For a Seattle road over marshland, the contractor chose a Tensar International Corp. geogrid for soil stabilization.
By Alec Anderson, P.E., Regional Sales Manager, Tensar International Corp.
When soft soils are encountered on a jobsite, many contractors automatically turn to the same solutions they’ve always used. However, their go-to method may not be the cheapest or fastest and could cost them more in material costs or lost time on the jobsite. Take for example this recent project in Seattle, Wash.
A contractor was building an access road over historic marshland when the crew encountered a high water table and 10–15 feet (3.0–4.6 m) of soft soils. The original solution to stabilize the subgrade used a nonwoven geotextile and 2–3 feet (0.6–0.9 m) of rock. But the roads quickly rutted and became unserviceable for dump trucks. Time was of the essence since the access road was critical for transporting a necessary drill rig. Lost productivity was the last thing they needed.

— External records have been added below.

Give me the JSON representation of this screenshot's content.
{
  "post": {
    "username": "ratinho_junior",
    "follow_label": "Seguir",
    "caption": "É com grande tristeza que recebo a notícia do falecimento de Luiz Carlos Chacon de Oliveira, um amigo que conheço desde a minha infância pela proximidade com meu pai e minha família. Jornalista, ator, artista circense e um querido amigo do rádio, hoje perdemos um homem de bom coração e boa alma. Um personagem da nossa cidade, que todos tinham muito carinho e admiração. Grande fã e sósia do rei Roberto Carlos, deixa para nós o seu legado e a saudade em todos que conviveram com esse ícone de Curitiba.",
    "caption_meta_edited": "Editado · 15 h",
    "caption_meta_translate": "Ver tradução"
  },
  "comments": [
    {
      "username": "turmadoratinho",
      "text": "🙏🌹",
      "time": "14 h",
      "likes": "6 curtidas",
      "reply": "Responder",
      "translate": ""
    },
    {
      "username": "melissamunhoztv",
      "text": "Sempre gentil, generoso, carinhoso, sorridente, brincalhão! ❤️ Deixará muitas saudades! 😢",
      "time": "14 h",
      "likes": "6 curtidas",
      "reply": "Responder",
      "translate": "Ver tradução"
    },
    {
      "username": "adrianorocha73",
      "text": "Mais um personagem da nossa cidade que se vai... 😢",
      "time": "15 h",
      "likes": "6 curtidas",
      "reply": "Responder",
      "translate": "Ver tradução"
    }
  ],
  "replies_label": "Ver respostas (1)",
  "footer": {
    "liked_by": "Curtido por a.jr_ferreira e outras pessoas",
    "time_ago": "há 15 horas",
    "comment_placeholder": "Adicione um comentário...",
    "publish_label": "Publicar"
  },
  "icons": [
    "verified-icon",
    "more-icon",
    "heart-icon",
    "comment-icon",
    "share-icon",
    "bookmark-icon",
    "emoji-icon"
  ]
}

Many assume that geotextiles are a great solution to stop rutting because they equate high tensile strength with better in-ground performance. However, when it comes to soil stabilization, meaning the ground will endure intermittent loads applied from above (like heavy dump trucks), tensile strength won’t get you very far. It has been widely documented that the ability to confine granular fill materials is the key to higer performance.
The contractor contacted Tensar International Corp., which offered a soil stabilization option using geogrid. A stabilization geogrid has apertures (openings) that allow granular materials to interlock. This interlock confines the granular particles to keep them from spreading laterally when loads are applied from above. Therefore, a stabilization geogrid is recommended for applications such as roadways; a stiffer stabilized layer resists rutting and improves bearing capacity. A geotextile can’t provide the necessary interlock, which is why performance suffers.
The geogrid’s design not only reduced the required aggregate thickness but also allowed the use of 0.75-inch (19-mm) aggregate instead of the expensive ballast rock needed with geotextiles.